(Interface dataset entries)
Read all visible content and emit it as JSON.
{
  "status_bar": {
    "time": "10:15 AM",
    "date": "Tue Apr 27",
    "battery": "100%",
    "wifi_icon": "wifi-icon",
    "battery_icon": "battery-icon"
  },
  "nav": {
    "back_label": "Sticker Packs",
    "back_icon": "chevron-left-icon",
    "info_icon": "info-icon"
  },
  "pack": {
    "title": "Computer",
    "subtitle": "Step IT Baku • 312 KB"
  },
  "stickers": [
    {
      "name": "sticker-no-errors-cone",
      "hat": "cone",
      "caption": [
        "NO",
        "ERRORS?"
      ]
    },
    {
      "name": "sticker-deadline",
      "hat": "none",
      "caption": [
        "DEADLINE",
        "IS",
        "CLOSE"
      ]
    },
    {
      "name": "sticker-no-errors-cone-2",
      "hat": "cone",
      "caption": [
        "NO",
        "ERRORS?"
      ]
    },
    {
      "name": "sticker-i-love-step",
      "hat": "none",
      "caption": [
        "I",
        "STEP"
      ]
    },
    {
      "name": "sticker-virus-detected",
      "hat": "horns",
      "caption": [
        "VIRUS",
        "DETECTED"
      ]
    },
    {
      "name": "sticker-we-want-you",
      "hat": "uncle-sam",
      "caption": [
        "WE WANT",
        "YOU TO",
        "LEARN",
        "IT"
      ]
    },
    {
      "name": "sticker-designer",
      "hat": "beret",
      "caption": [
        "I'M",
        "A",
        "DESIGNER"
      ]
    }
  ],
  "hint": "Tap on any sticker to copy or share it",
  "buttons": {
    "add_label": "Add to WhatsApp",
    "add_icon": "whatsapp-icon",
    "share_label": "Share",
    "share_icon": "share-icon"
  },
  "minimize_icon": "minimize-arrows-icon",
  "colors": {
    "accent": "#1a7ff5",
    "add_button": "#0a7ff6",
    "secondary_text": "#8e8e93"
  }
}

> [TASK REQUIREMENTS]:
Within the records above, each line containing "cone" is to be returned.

> [RESULT FOR THIS EXERCISE]:
      "name": "sticker-no-errors-cone",
      "hat": "cone",
      "name": "sticker-no-errors-cone-2",
      "hat": "cone",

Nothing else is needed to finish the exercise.